## Description of the task
When every entry has been read, print each one back exactly.

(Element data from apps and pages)
○ ○ ○

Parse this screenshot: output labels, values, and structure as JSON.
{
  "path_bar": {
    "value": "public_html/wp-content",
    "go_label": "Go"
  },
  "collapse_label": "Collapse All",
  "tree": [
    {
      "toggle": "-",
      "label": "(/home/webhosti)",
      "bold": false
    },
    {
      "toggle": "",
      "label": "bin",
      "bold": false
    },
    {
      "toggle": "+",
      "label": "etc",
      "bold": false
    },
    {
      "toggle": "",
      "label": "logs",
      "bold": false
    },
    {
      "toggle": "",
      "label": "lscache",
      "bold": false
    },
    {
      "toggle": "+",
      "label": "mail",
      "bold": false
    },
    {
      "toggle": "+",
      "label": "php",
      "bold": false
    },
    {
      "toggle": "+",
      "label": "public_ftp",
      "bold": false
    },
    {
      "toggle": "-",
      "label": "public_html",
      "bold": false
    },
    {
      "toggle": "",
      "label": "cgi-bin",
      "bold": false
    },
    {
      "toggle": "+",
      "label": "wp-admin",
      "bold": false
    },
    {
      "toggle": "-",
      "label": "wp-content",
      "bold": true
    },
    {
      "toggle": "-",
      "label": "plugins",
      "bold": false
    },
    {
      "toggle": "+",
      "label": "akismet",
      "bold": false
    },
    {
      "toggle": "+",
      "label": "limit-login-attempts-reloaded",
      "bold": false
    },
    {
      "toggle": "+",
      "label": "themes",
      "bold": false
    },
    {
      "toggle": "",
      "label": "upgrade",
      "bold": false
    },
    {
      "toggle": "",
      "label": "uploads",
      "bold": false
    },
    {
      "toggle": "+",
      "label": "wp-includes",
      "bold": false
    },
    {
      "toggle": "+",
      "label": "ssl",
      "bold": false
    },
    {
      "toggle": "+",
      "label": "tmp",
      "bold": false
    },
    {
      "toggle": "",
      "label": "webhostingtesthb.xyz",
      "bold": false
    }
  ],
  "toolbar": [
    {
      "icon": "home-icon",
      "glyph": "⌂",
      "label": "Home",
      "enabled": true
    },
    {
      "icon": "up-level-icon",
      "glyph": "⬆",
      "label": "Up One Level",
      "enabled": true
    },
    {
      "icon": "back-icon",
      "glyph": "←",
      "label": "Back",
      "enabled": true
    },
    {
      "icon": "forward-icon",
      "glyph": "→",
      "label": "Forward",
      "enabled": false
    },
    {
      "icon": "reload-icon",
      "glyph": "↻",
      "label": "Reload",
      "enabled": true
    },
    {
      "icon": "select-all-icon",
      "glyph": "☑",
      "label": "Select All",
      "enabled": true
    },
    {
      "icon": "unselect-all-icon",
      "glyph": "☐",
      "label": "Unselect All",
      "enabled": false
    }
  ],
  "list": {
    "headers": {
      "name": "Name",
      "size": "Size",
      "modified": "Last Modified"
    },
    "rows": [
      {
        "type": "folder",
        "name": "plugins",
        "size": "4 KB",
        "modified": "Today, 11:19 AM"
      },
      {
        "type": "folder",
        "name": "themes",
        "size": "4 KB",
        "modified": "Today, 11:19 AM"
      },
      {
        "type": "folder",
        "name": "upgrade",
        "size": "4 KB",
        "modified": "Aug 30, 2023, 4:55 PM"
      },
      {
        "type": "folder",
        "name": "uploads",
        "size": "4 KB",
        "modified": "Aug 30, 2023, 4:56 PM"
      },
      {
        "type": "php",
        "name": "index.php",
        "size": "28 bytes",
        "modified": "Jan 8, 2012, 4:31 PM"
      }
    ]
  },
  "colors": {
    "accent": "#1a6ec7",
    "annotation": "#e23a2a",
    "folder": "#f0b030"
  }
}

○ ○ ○

## Your response
Parse this screenshot: output labels, values, and structure as JSON.
{
  "path_bar": {
    "value": "public_html/wp-content",
    "go_label": "Go"
  },
  "collapse_label": "Collapse All",
  "tree": [
    {
      "toggle": "-",
      "label": "(/home/webhosti)",
      "bold": false
    },
    {
      "toggle": "",
      "label": "bin",
      "bold": false
    },
    {
      "toggle": "+",
      "label": "etc",
      "bold": false
    },
    {
      "toggle": "",
      "label": "logs",
      "bold": false
    },
    {
      "toggle": "",
      "label": "lscache",
      "bold": false
    },
    {
      "toggle": "+",
      "label": "mail",
      "bold": false
    },
    {
      "toggle": "+",
      "label": "php",
      "bold": false
    },
    {
      "toggle": "+",
      "label": "public_ftp",
      "bold": false
    },
    {
      "toggle": "-",
      "label": "public_html",
      "bold": false
    },
    {
      "toggle": "",
      "label": "cgi-bin",
      "bold": false
    },
    {
      "toggle": "+",
      "label": "wp-admin",
      "bold": false
    },
    {
      "toggle": "-",
      "label": "wp-content",
      "bold": true
    },
    {
      "toggle": "-",
      "label": "plugins",
      "bold": false
    },
    {
      "toggle": "+",
      "label": "akismet",
      "bold": false
    },
    {
      "toggle": "+",
      "label": "limit-login-attempts-reloaded",
      "bold": false
    },
    {
      "toggle": "+",
      "label": "themes",
      "bold": false
    },
    {
      "toggle": "",
      "label": "upgrade",
      "bold": false
    },
    {
      "toggle": "",
      "label": "uploads",
      "bold": false
    },
    {
      "toggle": "+",
      "label": "wp-includes",
      "bold": false
    },
    {
      "toggle": "+",
      "label": "ssl",
      "bold": false
    },
    {
      "toggle": "+",
      "label": "tmp",
      "bold": false
    },
    {
      "toggle": "",
      "label": "webhostingtesthb.xyz",
      "bold": false
    }
  ],
  "toolbar": [
    {
      "icon": "home-icon",
      "glyph": "⌂",
      "label": "Home",
      "enabled": true
    },
    {
      "icon": "up-level-icon",
      "glyph": "⬆",
      "label": "Up One Level",
      "enabled": true
    },
    {
      "icon": "back-icon",
      "glyph": "←",
      "label": "Back",
      "enabled": true
    },
    {
      "icon": "forward-icon",
      "glyph": "→",
      "label": "Forward",
      "enabled": false
    },
    {
      "icon": "reload-icon",
      "glyph": "↻",
      "label": "Reload",
      "enabled": true
    },
    {
      "icon": "select-all-icon",
      "glyph": "☑",
      "label": "Select All",
      "enabled": true
    },
    {
      "icon": "unselect-all-icon",
      "glyph": "☐",
      "label": "Unselect All",
      "enabled": false
    }
  ],
  "list": {
    "headers": {
      "name": "Name",
      "size": "Size",
      "modified": "Last Modified"
    },
    "rows": [
      {
        "type": "folder",
        "name": "plugins",
        "size": "4 KB",
        "modified": "Today, 11:19 AM"
      },
      {
        "type": "folder",
        "name": "themes",
        "size": "4 KB",
        "modified": "Today, 11:19 AM"
      },
      {
        "type": "folder",
        "name": "upgrade",
        "size": "4 KB",
        "modified": "Aug 30, 2023, 4:55 PM"
      },
      {
        "type": "folder",
        "name": "uploads",
        "size": "4 KB",
        "modified": "Aug 30, 2023, 4:56 PM"
      },
      {
        "type": "php",
        "name": "index.php",
        "size": "28 bytes",
        "modified": "Jan 8, 2012, 4:31 PM"
      }
    ]
  },
  "colors": {
    "accent": "#1a6ec7",
    "annotation": "#e23a2a",
    "folder": "#f0b030"
  }
}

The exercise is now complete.